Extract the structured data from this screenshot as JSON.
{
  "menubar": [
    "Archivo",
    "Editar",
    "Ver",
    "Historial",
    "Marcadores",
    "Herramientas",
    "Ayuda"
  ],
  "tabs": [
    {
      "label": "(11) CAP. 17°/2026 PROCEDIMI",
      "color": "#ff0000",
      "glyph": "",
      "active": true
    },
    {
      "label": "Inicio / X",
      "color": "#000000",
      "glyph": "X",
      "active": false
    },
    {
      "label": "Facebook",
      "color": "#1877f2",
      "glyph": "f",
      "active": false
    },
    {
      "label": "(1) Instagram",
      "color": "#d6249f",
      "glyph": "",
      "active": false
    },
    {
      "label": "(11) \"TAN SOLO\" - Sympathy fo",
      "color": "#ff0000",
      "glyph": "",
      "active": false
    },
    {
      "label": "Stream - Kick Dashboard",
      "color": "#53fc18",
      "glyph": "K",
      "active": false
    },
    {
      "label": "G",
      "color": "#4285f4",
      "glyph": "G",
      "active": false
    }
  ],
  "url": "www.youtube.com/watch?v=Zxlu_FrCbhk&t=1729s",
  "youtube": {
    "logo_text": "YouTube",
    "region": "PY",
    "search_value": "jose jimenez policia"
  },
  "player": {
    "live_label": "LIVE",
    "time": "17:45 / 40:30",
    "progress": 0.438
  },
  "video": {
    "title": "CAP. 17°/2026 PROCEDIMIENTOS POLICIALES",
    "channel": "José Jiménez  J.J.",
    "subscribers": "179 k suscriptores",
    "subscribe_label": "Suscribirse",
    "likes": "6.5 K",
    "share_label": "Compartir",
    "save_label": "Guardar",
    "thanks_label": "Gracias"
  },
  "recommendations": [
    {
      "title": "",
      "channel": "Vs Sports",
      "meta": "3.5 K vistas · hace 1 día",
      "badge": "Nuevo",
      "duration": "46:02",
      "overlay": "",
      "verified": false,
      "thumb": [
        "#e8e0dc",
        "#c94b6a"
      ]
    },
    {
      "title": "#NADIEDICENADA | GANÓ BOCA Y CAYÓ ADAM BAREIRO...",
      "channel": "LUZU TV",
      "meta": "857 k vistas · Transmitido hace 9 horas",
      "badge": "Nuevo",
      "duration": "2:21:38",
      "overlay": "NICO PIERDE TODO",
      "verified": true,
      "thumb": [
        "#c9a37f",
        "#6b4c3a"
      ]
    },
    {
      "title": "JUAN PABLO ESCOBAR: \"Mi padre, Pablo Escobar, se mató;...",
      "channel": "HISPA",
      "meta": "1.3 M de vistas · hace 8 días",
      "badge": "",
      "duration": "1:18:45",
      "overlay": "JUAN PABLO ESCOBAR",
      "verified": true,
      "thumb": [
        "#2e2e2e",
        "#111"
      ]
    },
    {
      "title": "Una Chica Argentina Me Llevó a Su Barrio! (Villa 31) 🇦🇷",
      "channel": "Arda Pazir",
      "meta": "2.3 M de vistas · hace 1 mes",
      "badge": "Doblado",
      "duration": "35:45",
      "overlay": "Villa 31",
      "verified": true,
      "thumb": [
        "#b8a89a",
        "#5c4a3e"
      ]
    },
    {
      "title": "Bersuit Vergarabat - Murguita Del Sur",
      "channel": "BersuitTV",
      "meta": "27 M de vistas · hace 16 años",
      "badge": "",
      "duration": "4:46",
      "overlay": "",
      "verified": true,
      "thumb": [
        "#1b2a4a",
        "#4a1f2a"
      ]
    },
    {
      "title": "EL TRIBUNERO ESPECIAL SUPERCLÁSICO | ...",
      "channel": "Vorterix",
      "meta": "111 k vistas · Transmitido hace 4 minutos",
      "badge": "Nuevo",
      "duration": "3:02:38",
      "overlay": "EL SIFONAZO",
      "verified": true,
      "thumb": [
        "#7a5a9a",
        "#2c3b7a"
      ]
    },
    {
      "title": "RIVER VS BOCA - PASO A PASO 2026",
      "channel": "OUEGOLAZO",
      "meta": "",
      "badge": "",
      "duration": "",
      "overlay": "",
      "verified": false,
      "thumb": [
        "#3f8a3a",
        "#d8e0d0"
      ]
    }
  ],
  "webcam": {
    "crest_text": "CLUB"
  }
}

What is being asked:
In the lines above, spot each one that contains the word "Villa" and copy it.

Output of the task:
      "title": "Una Chica Argentina Me Llevó a Su Barrio! (Villa 31) 🇦🇷",
      "overlay": "Villa 31",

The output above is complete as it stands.